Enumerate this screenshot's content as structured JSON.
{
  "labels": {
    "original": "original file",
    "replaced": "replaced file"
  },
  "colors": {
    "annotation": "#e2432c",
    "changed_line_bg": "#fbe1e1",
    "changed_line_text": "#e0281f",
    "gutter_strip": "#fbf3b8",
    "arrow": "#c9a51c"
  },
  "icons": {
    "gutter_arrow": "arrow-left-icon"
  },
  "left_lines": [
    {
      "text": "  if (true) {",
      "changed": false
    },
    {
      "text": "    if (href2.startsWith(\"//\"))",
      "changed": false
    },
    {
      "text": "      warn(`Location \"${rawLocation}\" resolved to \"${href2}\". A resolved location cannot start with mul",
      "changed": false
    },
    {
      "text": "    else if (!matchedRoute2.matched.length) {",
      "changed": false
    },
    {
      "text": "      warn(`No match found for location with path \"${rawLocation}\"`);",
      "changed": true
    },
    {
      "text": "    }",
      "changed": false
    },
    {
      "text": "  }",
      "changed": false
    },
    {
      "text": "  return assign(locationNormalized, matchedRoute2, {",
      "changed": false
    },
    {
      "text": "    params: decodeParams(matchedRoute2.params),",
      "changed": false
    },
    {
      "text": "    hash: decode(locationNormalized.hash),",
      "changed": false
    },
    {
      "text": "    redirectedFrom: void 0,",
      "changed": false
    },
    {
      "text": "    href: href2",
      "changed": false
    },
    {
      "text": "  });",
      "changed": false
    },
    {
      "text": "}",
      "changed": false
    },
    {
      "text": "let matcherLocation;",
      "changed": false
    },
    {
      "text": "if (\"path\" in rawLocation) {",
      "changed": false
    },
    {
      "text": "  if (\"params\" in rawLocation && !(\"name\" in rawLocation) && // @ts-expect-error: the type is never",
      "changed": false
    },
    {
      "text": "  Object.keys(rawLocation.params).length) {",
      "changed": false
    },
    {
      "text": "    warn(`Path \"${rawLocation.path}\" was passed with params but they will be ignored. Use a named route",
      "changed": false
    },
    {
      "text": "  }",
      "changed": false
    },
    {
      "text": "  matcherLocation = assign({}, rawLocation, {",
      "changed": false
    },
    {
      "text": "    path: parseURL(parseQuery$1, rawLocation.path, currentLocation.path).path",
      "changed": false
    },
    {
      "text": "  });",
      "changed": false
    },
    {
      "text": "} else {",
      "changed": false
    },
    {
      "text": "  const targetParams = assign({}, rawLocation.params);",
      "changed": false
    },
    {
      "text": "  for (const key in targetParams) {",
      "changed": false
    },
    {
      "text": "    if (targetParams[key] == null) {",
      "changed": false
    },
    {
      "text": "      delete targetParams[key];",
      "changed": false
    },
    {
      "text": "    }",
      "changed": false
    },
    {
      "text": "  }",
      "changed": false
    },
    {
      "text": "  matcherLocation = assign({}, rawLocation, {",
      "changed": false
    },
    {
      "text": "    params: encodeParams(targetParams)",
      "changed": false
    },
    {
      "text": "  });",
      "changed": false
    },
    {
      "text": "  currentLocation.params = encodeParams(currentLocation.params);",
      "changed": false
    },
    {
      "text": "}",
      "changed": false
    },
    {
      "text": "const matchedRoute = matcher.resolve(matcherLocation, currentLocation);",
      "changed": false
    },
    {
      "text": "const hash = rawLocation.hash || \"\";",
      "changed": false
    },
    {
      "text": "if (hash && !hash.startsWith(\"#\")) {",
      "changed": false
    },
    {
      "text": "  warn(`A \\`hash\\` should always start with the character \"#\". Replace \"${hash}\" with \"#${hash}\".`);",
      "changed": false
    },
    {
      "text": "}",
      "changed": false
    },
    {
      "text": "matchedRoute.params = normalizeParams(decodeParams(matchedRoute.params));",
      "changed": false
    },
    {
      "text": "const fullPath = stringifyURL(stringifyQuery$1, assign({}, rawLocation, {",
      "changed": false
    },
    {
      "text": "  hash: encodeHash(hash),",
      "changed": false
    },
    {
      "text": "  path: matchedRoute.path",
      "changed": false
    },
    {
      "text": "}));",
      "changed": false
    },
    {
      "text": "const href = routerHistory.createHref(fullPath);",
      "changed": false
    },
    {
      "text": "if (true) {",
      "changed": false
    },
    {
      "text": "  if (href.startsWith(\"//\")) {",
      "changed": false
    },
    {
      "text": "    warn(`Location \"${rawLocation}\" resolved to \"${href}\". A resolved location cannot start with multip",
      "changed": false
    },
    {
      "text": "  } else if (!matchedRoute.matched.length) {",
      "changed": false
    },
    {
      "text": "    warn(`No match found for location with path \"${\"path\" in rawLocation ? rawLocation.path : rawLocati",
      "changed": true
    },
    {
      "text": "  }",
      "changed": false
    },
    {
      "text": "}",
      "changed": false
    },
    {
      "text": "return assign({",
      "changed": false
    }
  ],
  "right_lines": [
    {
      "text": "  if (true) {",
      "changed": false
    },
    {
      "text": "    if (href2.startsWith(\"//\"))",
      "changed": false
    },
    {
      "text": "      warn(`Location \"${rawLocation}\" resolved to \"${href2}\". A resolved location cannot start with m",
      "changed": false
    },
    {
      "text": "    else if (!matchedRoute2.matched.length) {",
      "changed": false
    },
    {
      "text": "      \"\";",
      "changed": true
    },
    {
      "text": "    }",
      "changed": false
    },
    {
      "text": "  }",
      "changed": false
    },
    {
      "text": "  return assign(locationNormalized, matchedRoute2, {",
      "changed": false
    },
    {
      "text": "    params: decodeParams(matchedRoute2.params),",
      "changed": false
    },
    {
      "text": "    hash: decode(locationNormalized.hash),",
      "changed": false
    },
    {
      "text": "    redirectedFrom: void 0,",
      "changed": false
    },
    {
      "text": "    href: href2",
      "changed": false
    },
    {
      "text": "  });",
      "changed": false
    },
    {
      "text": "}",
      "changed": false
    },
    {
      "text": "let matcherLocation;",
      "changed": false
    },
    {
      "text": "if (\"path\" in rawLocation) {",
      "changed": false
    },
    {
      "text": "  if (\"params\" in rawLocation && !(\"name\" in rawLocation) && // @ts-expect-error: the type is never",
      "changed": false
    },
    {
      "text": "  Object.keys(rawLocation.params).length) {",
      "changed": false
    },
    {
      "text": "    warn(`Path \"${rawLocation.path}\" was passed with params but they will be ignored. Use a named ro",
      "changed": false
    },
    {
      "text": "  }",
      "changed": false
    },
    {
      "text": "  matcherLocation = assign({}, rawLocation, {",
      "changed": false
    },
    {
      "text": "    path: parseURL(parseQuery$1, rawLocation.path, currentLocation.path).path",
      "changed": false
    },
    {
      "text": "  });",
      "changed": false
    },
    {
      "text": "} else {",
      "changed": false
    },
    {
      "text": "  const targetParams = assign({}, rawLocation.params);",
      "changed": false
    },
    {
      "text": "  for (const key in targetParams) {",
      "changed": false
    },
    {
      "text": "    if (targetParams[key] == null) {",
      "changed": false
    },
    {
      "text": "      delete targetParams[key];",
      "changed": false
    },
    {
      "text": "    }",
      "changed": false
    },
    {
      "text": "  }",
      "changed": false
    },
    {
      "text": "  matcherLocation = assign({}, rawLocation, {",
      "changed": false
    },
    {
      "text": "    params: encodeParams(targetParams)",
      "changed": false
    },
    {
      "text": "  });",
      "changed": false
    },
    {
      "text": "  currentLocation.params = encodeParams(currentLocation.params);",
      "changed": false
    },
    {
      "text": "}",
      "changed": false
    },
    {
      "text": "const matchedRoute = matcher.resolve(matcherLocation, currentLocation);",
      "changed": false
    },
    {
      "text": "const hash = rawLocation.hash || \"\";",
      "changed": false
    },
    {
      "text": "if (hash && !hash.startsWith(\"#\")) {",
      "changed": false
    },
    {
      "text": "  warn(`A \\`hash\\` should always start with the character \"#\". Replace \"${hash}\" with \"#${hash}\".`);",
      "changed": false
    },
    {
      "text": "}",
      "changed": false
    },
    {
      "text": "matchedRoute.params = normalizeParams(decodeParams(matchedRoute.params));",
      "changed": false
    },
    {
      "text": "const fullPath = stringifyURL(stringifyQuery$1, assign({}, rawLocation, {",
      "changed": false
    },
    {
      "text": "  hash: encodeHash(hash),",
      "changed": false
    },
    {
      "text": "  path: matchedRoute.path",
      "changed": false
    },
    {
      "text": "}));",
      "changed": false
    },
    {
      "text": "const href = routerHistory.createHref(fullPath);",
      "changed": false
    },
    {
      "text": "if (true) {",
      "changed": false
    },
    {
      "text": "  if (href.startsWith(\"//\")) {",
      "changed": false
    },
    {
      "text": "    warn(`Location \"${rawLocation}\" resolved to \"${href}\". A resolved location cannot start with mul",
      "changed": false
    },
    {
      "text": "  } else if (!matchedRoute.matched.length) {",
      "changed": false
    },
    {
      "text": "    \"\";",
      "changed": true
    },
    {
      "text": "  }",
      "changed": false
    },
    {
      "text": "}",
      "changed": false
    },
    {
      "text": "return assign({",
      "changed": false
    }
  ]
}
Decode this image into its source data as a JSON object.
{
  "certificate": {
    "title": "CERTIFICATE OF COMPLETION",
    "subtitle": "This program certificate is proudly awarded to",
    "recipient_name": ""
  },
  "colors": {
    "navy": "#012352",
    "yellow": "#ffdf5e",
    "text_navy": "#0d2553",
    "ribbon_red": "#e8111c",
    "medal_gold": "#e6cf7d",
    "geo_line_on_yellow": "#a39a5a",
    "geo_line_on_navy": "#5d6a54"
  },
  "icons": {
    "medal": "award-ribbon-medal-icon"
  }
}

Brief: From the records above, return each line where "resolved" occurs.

Result for this task:
      "text": "      warn(`Location \"${rawLocation}\" resolved to \"${href2}\". A resolved location cannot start with mul",
      "text": "    warn(`Location \"${rawLocation}\" resolved to \"${href}\". A resolved location cannot start with multip",
      "text": "      warn(`Location \"${rawLocation}\" resolved to \"${href2}\". A resolved location cannot start with m",
      "text": "    warn(`Location \"${rawLocation}\" resolved to \"${href}\". A resolved location cannot start with mul",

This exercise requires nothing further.